Surprising patterns in Wisconsin ad spending
LA CROSSE, Wis. — With the presidential election in the home stretch, candidates are doing everything they can to put their campaign over the top.
A majority of money raised in both campaigns is being poured into advertising.
As a swing state, Wisconsinites have seen a seemingly endless barrage of ads in the race for the White House.
So it might be a surprise to see that in a list published by The Washington Post of TV ad spending for the presidential race in 11 swing states, Wisconsin ranks at the bottom.
“I think there’s probably a lot of reasons for where Wisconsin places on a list. I think one of them is that Wisconsin isn’t a particularly expensive place to run advertising. So a place like Florida is really expensive to run advertising,” said University of Wisconsin-La Crosse assistant professor Tim Dale.

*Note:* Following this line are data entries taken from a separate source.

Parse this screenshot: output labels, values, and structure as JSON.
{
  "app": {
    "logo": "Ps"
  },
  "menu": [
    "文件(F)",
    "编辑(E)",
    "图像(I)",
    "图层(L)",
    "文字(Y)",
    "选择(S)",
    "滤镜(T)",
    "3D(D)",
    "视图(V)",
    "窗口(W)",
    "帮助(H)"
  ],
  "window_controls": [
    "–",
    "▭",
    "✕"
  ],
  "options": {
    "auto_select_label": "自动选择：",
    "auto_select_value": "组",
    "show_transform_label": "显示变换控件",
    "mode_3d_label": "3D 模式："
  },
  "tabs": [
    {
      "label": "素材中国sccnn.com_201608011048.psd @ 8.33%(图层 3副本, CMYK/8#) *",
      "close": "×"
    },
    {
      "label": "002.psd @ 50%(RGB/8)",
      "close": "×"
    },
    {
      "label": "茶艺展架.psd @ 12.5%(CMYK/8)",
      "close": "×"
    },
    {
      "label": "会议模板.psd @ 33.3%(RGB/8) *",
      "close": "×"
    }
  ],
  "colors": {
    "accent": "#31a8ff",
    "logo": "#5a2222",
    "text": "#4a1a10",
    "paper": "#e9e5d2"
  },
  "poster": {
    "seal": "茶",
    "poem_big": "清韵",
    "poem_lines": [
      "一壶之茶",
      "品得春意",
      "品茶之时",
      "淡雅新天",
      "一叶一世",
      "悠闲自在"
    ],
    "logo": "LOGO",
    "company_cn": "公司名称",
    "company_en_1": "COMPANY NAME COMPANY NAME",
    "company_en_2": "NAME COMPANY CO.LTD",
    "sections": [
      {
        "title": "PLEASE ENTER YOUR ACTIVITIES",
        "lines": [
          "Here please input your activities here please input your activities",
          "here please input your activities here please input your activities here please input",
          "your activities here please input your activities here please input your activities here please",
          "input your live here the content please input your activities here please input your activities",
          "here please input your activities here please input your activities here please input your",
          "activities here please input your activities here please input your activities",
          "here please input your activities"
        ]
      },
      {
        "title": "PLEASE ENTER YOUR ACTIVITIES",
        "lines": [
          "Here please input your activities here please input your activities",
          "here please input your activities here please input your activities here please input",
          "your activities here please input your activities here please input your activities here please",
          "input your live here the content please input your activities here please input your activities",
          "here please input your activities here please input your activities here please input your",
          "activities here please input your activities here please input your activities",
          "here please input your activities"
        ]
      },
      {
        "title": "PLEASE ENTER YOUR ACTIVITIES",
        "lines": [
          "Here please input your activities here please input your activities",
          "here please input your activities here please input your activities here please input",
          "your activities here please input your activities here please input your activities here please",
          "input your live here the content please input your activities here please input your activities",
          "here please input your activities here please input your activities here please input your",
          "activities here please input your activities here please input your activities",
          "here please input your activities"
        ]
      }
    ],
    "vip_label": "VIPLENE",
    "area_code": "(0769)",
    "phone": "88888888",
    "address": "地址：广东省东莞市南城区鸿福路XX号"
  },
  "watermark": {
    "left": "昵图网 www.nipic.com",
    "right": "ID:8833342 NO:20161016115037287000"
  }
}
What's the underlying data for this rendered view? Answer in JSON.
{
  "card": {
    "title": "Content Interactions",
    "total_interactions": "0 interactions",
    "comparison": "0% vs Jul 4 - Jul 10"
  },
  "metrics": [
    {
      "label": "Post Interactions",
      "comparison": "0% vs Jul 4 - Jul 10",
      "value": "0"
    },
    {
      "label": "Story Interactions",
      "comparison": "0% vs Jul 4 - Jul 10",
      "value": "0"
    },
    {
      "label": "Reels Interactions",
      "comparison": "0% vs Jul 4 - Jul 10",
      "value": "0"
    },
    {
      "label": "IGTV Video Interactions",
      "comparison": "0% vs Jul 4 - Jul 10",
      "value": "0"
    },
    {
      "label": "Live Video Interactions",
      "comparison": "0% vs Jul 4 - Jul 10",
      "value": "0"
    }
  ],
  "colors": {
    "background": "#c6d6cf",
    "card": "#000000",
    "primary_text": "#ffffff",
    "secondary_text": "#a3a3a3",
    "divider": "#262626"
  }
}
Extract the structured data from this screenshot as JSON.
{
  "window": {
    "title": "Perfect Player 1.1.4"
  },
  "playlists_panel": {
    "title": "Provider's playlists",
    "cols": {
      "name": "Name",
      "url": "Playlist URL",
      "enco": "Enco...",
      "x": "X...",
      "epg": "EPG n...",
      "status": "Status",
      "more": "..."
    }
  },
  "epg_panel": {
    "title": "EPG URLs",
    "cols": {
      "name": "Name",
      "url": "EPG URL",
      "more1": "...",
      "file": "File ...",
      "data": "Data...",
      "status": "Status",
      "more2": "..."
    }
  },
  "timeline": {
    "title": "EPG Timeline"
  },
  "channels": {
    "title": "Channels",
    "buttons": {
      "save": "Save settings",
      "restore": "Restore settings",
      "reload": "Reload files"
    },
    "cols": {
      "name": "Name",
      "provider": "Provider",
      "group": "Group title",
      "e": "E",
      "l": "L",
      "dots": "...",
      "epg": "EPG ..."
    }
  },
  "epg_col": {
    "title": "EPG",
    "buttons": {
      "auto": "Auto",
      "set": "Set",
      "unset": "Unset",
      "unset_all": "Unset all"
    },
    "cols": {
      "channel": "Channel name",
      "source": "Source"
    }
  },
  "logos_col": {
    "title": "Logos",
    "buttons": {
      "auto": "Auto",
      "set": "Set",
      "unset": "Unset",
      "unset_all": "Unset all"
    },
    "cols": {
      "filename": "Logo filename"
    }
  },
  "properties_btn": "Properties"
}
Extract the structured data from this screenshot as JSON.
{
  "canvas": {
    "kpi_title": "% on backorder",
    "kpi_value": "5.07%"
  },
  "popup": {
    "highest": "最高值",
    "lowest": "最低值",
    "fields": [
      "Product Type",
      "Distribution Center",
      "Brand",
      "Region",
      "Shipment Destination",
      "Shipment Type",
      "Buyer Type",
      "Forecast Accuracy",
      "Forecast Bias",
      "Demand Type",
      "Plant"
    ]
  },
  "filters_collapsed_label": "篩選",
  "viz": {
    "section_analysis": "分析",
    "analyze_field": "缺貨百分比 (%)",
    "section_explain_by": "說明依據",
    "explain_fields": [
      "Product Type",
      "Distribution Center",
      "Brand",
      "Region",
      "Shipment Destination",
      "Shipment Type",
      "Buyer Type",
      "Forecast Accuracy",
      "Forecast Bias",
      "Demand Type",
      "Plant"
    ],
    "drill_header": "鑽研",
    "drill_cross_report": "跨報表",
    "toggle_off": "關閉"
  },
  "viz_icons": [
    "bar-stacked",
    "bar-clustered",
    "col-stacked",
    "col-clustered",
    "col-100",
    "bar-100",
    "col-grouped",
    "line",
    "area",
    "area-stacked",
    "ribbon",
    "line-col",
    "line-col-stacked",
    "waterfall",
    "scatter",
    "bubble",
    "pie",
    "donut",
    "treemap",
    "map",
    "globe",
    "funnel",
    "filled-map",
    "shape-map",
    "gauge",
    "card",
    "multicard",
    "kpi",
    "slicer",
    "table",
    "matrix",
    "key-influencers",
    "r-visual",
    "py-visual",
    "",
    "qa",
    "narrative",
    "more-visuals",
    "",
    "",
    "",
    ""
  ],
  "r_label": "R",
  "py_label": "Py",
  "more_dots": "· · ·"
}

But it’s more than that. When it comes to winning the coveted 270 electoral votes, size matters.
“I think, clearly, Wisconsin is considered a battleground state. But among those states that really could go either way, there are more electoral votes to be harvested elsewhere. And so places like Ohio and Florida are probably more prized by the campaigns,” said Wisconsin Democracy Campaign Executive Director Mike McCabe.
Looking a little deeper into those numbers, a red pattern emerges. Republicans are outspending Democrats on TV ads for the presidential campaign 3-1 in Wisconsin, according to The Washington Post.
In La Crosse, the pattern is magnified. Out of a total of nearly 6,000 TV ads purchased in the La Crosse-Eau Claire area in the bid for the White House, nearly 5,000 were bought by Republicans.
Only 836 out of those nearly 6,000 presidential ads were purchased by Democrats.
Dale said that shows Republicans are trying to chip away at Obama’s slight lead in the state.
“It’s an area that tends to vote Democratic. But it’s also an area that has a good portion of Republicans in it. And if you can push down the turnout on your opponent’s side and raise the turnout on your side, you are gaining an advantage,” said Dale.
It might not surprise you to find out that, nationwide, 81 percent of ads supporting President Barack Obama and 88 percent of ads supporting former Gov. Mitt Romney have been negative ads.
People might not like them, but candidates are buying them because they work. Dale said negative ads are easier to remember, they are more effective at mobilizing the base and it’s easier to trigger negative emotions than it is to trigger positive ones.
Obama has made five campaign stops in Wisconsin since June. Romney has made two. Neither candidate has visited the La Crosse area.